(Dataset rows for apps and sites)
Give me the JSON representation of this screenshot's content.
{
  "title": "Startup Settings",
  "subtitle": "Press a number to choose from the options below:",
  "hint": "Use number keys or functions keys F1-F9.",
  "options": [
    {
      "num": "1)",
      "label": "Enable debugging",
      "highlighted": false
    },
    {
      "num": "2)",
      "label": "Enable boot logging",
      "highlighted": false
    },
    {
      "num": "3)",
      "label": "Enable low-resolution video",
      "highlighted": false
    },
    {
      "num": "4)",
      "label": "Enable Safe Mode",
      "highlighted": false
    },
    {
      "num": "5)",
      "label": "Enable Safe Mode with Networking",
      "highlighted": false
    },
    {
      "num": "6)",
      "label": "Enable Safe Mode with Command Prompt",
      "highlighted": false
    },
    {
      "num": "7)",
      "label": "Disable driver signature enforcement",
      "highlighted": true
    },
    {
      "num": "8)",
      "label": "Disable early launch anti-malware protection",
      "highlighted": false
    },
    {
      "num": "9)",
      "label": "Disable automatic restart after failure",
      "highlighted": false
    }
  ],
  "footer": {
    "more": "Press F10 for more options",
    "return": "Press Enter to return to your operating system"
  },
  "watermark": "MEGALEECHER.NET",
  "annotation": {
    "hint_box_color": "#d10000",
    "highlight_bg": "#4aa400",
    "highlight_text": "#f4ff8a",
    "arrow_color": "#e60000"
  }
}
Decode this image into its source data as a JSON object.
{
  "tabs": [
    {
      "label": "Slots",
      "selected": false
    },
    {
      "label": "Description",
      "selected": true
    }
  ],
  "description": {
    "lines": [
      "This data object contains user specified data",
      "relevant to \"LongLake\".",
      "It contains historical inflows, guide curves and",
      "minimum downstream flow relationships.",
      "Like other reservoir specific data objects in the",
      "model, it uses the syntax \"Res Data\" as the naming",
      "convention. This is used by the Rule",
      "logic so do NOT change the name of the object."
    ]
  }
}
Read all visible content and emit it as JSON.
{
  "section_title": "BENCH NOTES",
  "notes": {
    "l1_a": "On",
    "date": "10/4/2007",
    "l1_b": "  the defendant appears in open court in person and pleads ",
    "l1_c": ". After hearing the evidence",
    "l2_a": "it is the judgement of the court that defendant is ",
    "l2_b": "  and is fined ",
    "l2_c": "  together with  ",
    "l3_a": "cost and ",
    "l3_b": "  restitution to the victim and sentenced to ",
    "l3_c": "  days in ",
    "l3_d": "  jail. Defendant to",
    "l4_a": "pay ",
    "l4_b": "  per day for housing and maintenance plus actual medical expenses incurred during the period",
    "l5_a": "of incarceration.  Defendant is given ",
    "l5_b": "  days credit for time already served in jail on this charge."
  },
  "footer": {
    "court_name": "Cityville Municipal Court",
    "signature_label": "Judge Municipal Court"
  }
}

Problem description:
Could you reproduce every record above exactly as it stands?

Exercise output:
Give me the JSON representation of this screenshot's content.
{
  "title": "Startup Settings",
  "subtitle": "Press a number to choose from the options below:",
  "hint": "Use number keys or functions keys F1-F9.",
  "options": [
    {
      "num": "1)",
      "label": "Enable debugging",
      "highlighted": false
    },
    {
      "num": "2)",
      "label": "Enable boot logging",
      "highlighted": false
    },
    {
      "num": "3)",
      "label": "Enable low-resolution video",
      "highlighted": false
    },
    {
      "num": "4)",
      "label": "Enable Safe Mode",
      "highlighted": false
    },
    {
      "num": "5)",
      "label": "Enable Safe Mode with Networking",
      "highlighted": false
    },
    {
      "num": "6)",
      "label": "Enable Safe Mode with Command Prompt",
      "highlighted": false
    },
    {
      "num": "7)",
      "label": "Disable driver signature enforcement",
      "highlighted": true
    },
    {
      "num": "8)",
      "label": "Disable early launch anti-malware protection",
      "highlighted": false
    },
    {
      "num": "9)",
      "label": "Disable automatic restart after failure",
      "highlighted": false
    }
  ],
  "footer": {
    "more": "Press F10 for more options",
    "return": "Press Enter to return to your operating system"
  },
  "watermark": "MEGALEECHER.NET",
  "annotation": {
    "hint_box_color": "#d10000",
    "highlight_bg": "#4aa400",
    "highlight_text": "#f4ff8a",
    "arrow_color": "#e60000"
  }
}
Decode this image into its source data as a JSON object.
{
  "tabs": [
    {
      "label": "Slots",
      "selected": false
    },
    {
      "label": "Description",
      "selected": true
    }
  ],
  "description": {
    "lines": [
      "This data object contains user specified data",
      "relevant to \"LongLake\".",
      "It contains historical inflows, guide curves and",
      "minimum downstream flow relationships.",
      "Like other reservoir specific data objects in the",
      "model, it uses the syntax \"Res Data\" as the naming",
      "convention. This is used by the Rule",
      "logic so do NOT change the name of the object."
    ]
  }
}
Read all visible content and emit it as JSON.
{
  "section_title": "BENCH NOTES",
  "notes": {
    "l1_a": "On",
    "date": "10/4/2007",
    "l1_b": "  the defendant appears in open court in person and pleads ",
    "l1_c": ". After hearing the evidence",
    "l2_a": "it is the judgement of the court that defendant is ",
    "l2_b": "  and is fined ",
    "l2_c": "  together with  ",
    "l3_a": "cost and ",
    "l3_b": "  restitution to the victim and sentenced to ",
    "l3_c": "  days in ",
    "l3_d": "  jail. Defendant to",
    "l4_a": "pay ",
    "l4_b": "  per day for housing and maintenance plus actual medical expenses incurred during the period",
    "l5_a": "of incarceration.  Defendant is given ",
    "l5_b": "  days credit for time already served in jail on this charge."
  },
  "footer": {
    "court_name": "Cityville Municipal Court",
    "signature_label": "Judge Municipal Court"
  }
}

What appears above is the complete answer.